Victor Hess first discovered cosmic rays using a Geiger counter and a hot air balloon in 1911. Today physicists are using hundreds of giant water tanks scattered across the Argentine pampas to try to figure out where the mysterious particles come from, I learned in an interview for this week’s Nature’s podcast. Here’s the podcast [mp3], or see a transcript [html].
I also wrote a news story this week about an experiment in which writing short essays about their personal values helped low-performing African-Americans to improve their performance and attitudes towards school for the next two years. And I blogged about claims that genetically-modified crops do not actually improve yields, the first images taken by the planet-hunting space telescope Kepler, and new satellite imagery of the effects of the L’Aquila earthquake in Italy earlier this month.
In my second week at Nature I’ve gotten to feel more like a member of the team, if being asked to write more and more is any measure. I’ve contributed more to news meetings, talked with my colleagues about their backgrounds and journalism plans over lunch, and begun working on an unusual feature slated to appear soon…but which will have to remain a mystery for now.
I wrote a news story about how clouds actually make the air around them brighter, a story that made made me feel better about living in Britain. I also wrote about a study in which economists were surprised to find that hormone treatment did not have an effect on how the women made economic decisions–something that recent reports hinted did happen in men.
The countries that run Antarctica are having their annual meeting in Baltimore, so I blogged about how US delegates are pushing for mandatory tourism limits. Finally, I summarized a report from entomologists who used a butterfly family tree to bolster a theory that butterflies use eyespot patterns on some parts of their wings to attract mates and patterns on other parts of their wings as camouflage from predators: [pdf].
I’m doing a reporting internship at Nature’s London office for the next few months. Because the frequency of individual stories will be higher than usual for me, I’ll be rounding up each week’s stories into one handy update.

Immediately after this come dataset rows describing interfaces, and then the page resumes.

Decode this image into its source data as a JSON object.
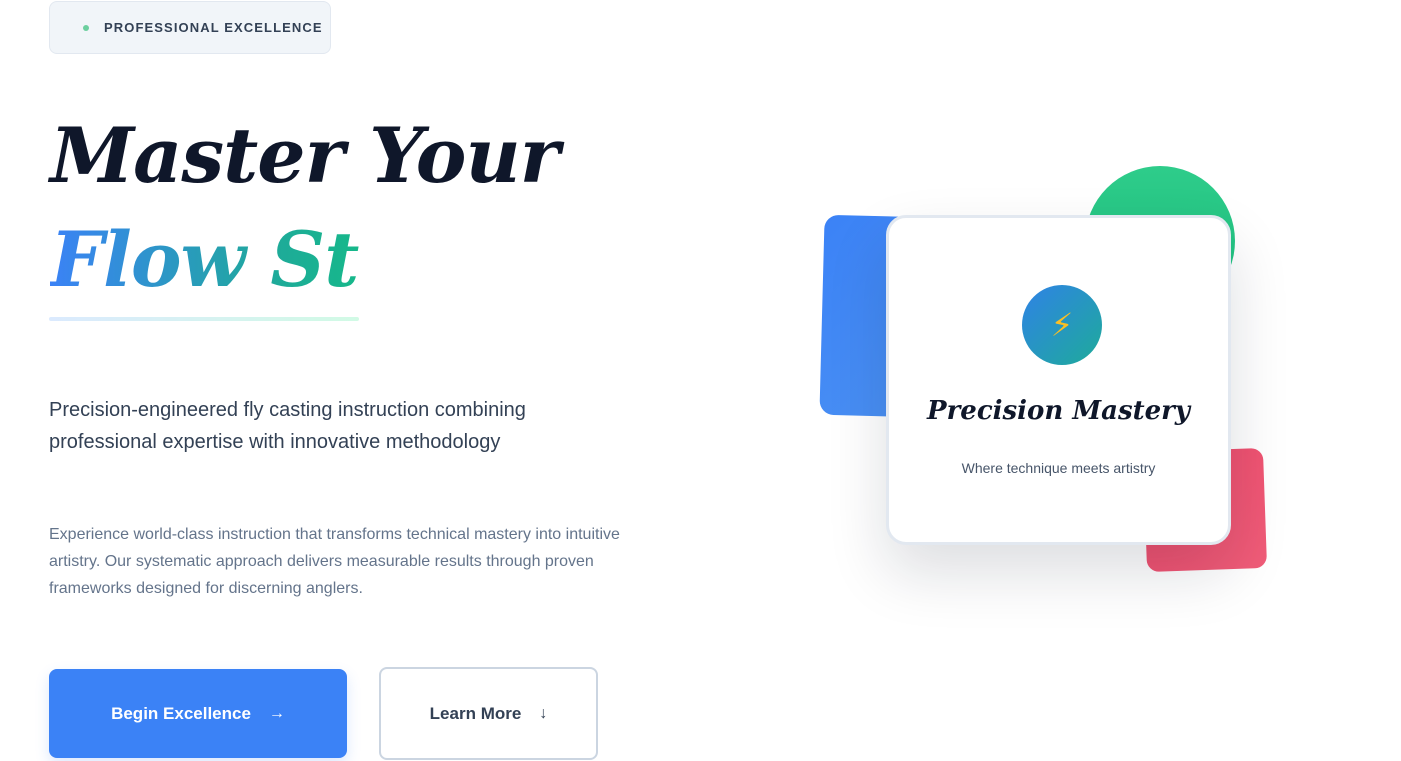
{
  "badge": {
    "label": "PROFESSIONAL EXCELLENCE"
  },
  "hero": {
    "headline_line1": "Master Your",
    "headline_line2": "Flow State",
    "lead": "Precision-engineered fly casting instruction combining professional expertise with innovative methodology",
    "body": "Experience world-class instruction that transforms technical mastery into intuitive artistry. Our systematic approach delivers measurable results through proven frameworks designed for discerning anglers."
  },
  "actions": {
    "primary_label": "Begin Excellence",
    "primary_icon": "→",
    "secondary_label": "Learn More",
    "secondary_icon": "↓"
  },
  "card": {
    "icon": "⚡",
    "title": "Precision Mastery",
    "subtitle": "Where technique meets artistry"
  },
  "colors": {
    "primary": "#3b82f6",
    "teal": "#1eab9a",
    "green": "#2ecc8a",
    "red": "#ef4a6b",
    "text_dark": "#0f172a"
  }
}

In my first week, I’ve blogged about the EU emissions trading scheme, Earth Hour, 100 Hours of Astronomy, a Swedish house on the moon, a giant laser, written news items about the Abel prize for math, researchers who think they can cut down on the number of animal tests, and summarized a report of a newly discovered halo of stars in our galaxy [pdf].
Working in an office full-time has been as illuminating as I hoped it would be, so far. I’m soaking up all kinds of newsroom wisdom culture and have even learned how to operate a cafetière, which one of my editors assures me is the path to winning friends and influencing people.